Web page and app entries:
▬▬▬▬▬▬▬▬▬▬

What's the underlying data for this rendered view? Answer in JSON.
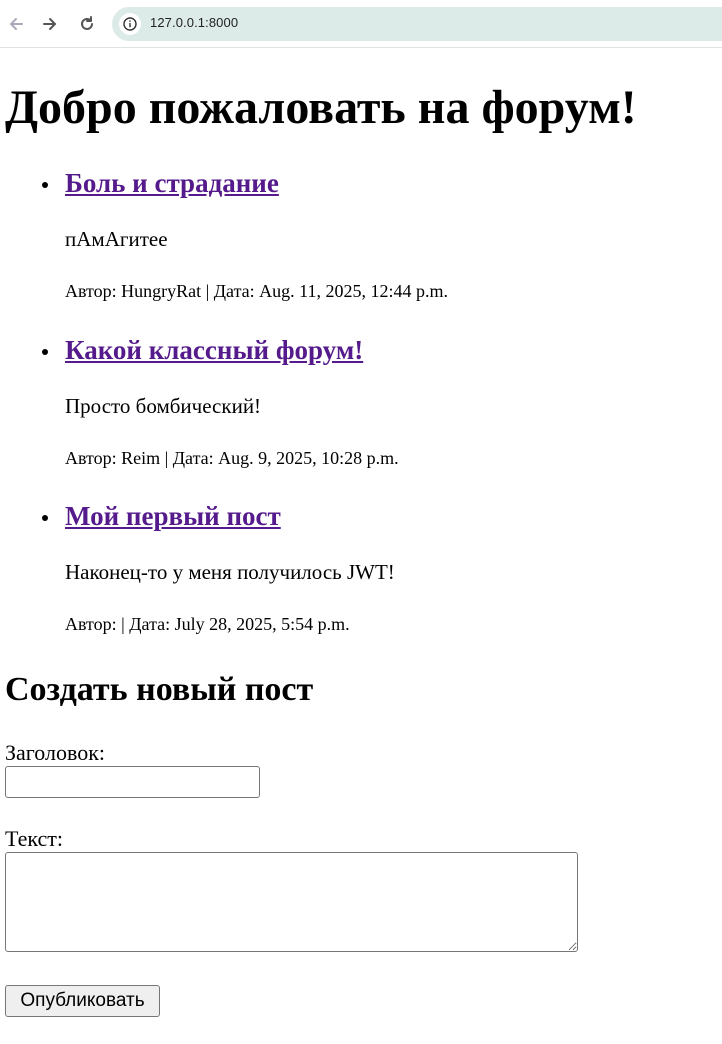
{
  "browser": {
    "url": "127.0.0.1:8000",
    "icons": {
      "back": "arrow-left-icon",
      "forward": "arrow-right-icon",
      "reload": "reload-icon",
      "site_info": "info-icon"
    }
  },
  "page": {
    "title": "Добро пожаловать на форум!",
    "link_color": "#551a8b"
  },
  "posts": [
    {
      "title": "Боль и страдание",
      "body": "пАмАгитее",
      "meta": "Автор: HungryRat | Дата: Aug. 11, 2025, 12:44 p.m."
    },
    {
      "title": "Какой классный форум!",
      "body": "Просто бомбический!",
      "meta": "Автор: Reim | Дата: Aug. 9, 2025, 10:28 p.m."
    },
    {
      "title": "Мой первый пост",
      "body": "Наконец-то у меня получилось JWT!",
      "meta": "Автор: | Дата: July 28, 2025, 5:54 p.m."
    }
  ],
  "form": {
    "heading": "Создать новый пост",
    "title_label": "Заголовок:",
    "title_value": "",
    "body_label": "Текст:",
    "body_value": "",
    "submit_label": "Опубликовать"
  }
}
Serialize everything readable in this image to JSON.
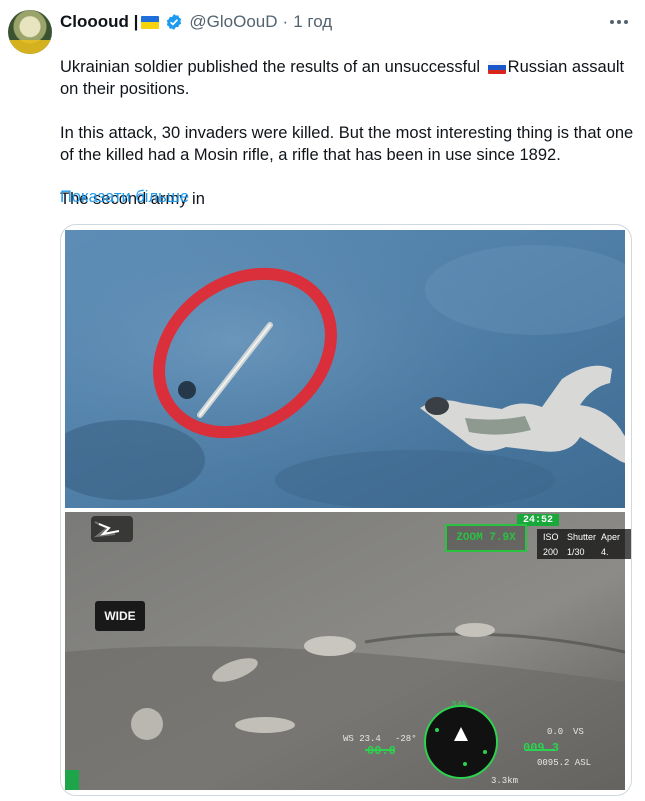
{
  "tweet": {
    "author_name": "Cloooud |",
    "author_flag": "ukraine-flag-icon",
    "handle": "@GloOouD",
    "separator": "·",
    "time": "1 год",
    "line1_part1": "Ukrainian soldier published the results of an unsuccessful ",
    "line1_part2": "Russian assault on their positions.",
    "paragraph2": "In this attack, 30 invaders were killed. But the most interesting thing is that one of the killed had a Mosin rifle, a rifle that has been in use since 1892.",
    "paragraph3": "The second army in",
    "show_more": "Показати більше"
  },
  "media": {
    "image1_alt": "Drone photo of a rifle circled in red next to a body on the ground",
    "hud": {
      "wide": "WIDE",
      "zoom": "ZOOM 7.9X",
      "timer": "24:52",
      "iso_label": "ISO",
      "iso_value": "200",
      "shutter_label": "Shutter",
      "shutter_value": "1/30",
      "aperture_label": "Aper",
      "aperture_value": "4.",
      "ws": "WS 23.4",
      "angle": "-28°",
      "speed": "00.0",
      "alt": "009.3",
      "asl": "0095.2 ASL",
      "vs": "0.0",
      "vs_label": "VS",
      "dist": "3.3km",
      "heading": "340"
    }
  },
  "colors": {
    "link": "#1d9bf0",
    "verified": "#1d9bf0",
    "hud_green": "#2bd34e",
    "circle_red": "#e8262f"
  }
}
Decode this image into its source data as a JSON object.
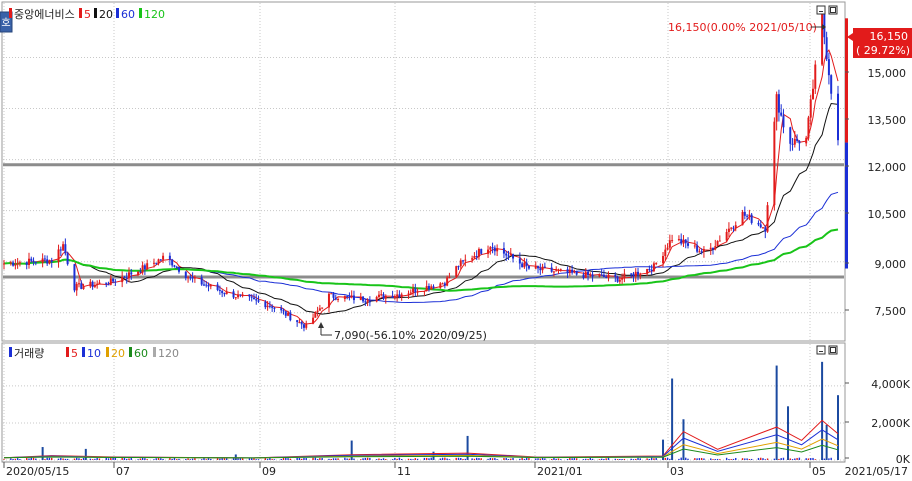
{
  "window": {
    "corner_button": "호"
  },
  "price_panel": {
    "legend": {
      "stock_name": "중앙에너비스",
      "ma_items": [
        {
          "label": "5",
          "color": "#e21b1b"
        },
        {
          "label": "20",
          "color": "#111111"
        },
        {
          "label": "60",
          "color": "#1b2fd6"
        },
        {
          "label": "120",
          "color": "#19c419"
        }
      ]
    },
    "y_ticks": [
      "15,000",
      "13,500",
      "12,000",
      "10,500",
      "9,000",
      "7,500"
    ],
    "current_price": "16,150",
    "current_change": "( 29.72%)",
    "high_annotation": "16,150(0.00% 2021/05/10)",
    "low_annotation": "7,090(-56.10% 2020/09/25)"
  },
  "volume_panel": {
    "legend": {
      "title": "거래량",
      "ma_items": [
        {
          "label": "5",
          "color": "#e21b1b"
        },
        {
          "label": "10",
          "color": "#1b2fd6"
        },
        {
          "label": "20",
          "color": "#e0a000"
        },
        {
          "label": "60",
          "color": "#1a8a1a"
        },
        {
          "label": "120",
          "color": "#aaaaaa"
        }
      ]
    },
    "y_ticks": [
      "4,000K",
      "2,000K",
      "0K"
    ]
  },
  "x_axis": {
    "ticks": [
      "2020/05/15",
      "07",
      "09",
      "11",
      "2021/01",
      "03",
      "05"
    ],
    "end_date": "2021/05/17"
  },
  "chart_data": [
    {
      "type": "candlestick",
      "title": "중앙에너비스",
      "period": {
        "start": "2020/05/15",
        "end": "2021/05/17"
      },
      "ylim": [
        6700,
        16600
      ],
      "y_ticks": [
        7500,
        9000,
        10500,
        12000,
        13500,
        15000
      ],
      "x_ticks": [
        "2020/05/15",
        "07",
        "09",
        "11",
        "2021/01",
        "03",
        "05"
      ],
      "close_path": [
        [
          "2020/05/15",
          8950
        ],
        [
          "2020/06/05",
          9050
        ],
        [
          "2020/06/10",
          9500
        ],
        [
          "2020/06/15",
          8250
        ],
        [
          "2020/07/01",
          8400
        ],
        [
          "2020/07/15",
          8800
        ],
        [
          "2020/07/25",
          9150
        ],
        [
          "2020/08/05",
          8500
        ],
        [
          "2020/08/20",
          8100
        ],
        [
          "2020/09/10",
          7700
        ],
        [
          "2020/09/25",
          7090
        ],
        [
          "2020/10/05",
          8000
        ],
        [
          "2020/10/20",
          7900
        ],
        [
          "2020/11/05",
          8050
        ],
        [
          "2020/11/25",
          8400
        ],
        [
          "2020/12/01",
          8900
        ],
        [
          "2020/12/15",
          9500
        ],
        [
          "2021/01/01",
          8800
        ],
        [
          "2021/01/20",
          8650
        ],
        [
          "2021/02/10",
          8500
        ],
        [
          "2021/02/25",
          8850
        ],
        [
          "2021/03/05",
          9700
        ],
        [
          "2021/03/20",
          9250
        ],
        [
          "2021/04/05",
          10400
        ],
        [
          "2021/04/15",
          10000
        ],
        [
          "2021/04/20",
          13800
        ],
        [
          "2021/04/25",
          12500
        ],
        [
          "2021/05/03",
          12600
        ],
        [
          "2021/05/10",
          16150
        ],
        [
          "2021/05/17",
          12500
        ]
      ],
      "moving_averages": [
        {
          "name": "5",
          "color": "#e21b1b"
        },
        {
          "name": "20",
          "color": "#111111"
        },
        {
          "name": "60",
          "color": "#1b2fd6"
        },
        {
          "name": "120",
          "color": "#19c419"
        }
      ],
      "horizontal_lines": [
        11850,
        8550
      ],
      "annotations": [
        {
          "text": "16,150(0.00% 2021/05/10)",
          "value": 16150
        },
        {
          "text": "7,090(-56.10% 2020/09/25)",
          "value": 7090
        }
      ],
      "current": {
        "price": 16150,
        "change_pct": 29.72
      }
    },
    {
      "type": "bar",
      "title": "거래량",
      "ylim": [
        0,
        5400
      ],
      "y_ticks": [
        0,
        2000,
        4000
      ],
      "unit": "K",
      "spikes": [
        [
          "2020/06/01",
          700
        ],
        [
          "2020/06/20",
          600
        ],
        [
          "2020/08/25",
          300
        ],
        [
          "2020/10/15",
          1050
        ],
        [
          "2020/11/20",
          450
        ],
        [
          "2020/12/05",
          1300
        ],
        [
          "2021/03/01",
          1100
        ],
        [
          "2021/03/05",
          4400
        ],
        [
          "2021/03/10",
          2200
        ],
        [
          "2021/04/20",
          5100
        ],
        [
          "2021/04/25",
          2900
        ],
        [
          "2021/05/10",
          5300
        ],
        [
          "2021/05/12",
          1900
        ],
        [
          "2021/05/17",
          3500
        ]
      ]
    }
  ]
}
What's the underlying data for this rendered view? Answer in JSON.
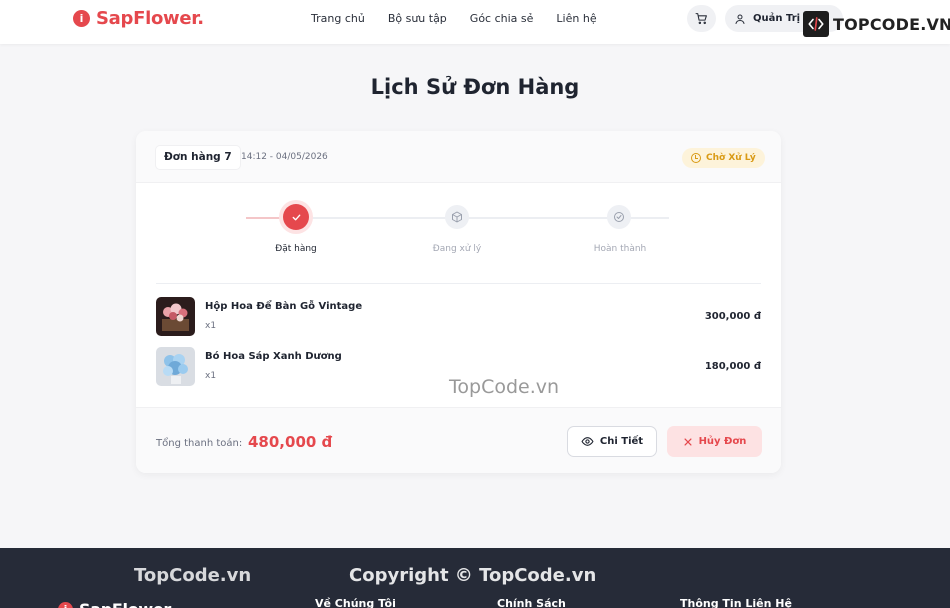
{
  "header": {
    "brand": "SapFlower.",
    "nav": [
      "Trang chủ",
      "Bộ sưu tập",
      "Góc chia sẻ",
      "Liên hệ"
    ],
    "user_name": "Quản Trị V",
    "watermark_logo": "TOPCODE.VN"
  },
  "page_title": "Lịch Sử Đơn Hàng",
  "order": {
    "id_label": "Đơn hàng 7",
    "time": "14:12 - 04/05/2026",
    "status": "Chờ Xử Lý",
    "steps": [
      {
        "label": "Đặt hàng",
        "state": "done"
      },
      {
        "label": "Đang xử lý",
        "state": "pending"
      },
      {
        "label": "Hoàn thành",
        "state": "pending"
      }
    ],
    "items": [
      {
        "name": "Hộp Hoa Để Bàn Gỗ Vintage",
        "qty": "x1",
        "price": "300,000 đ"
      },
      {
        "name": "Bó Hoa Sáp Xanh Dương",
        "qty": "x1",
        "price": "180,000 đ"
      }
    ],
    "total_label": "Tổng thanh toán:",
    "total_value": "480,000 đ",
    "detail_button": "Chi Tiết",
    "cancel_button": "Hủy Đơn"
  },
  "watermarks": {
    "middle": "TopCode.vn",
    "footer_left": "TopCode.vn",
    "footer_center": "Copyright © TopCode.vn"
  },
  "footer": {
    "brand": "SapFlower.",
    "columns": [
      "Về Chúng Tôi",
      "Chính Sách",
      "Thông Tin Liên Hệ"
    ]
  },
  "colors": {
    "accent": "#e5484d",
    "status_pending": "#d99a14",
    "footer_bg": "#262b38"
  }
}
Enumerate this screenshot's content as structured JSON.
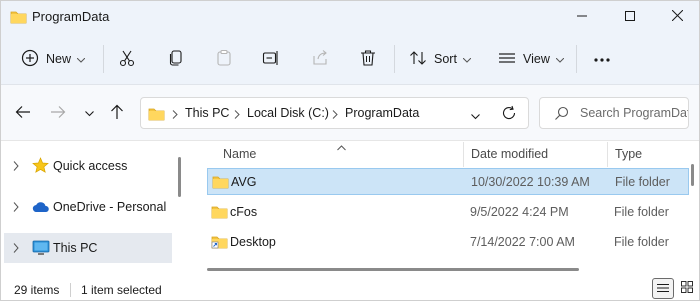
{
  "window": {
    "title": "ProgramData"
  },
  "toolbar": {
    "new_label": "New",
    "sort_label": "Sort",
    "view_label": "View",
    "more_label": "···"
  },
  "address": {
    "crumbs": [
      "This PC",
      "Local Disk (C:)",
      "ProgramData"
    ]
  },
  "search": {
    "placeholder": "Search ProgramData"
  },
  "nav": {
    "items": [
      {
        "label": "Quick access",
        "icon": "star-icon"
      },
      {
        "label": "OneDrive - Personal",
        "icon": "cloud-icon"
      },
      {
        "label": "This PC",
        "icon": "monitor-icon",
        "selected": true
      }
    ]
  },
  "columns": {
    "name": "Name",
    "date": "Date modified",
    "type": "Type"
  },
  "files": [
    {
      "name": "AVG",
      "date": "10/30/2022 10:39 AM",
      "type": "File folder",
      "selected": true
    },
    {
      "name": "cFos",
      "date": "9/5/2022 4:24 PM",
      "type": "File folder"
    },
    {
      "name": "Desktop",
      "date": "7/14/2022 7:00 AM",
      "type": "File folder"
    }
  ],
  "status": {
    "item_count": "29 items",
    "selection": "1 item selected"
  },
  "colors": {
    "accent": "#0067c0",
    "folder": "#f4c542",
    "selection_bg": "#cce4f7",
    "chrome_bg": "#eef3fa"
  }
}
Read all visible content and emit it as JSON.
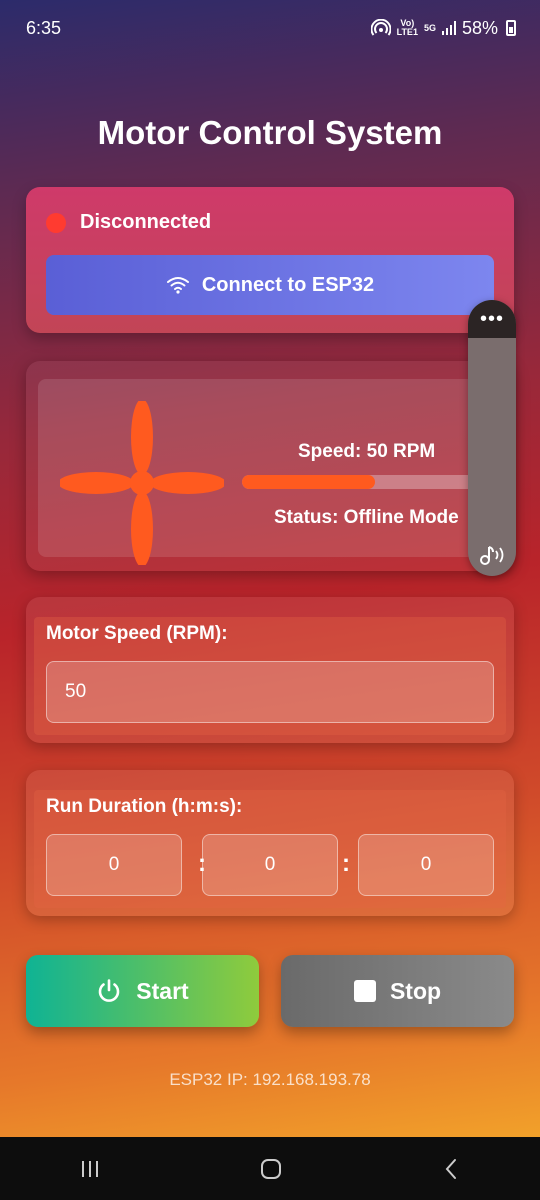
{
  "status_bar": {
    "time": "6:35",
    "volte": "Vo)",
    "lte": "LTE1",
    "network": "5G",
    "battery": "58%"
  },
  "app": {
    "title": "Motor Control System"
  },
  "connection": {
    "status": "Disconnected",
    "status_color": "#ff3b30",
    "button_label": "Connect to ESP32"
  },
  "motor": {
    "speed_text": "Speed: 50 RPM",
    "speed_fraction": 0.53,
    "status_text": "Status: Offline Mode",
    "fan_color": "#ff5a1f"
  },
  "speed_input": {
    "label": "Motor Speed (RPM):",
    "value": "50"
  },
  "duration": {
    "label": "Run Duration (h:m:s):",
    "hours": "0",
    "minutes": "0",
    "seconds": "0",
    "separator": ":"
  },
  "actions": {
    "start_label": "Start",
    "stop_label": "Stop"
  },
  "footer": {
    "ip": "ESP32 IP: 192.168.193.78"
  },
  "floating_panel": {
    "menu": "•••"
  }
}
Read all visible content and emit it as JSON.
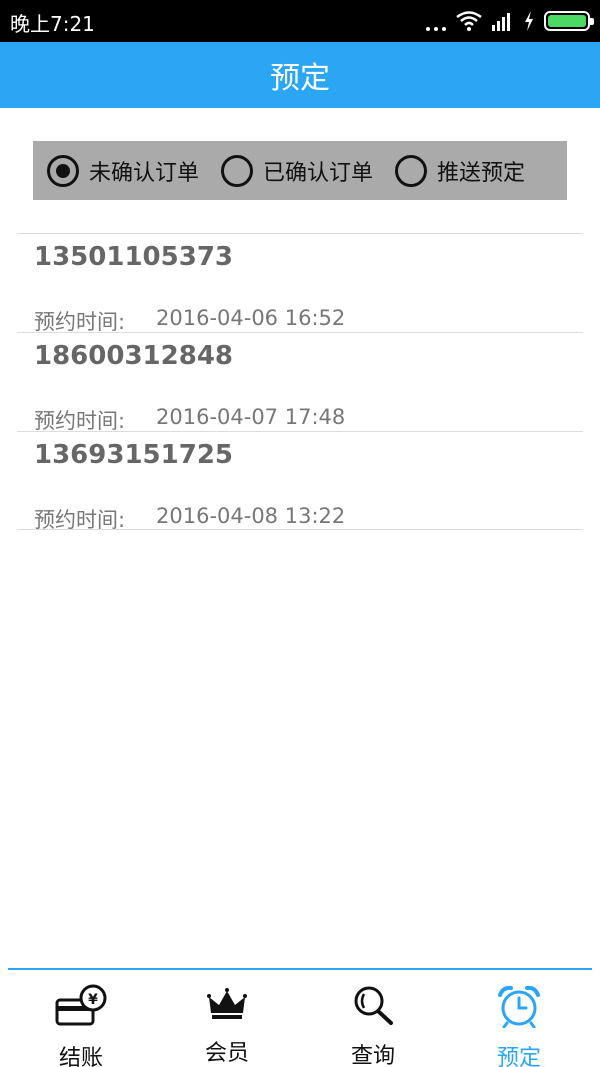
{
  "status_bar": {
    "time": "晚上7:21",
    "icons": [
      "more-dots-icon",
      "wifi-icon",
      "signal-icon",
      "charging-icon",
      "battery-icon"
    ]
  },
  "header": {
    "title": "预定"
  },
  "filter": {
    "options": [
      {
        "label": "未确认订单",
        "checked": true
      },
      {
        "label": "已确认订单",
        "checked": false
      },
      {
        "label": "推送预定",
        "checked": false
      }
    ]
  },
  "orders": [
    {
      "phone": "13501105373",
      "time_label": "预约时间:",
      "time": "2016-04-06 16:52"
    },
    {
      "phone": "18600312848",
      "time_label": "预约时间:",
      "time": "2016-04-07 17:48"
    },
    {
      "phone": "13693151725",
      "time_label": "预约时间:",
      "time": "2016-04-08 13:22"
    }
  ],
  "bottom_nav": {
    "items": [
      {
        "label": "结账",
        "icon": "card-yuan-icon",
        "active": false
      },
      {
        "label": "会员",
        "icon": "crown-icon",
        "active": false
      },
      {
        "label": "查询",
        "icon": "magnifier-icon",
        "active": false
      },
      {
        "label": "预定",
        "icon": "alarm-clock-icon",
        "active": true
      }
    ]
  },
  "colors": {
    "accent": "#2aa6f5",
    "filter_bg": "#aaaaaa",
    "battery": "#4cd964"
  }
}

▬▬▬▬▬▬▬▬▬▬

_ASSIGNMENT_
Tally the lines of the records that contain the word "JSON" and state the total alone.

_OUTPUT OF THE TASK_
7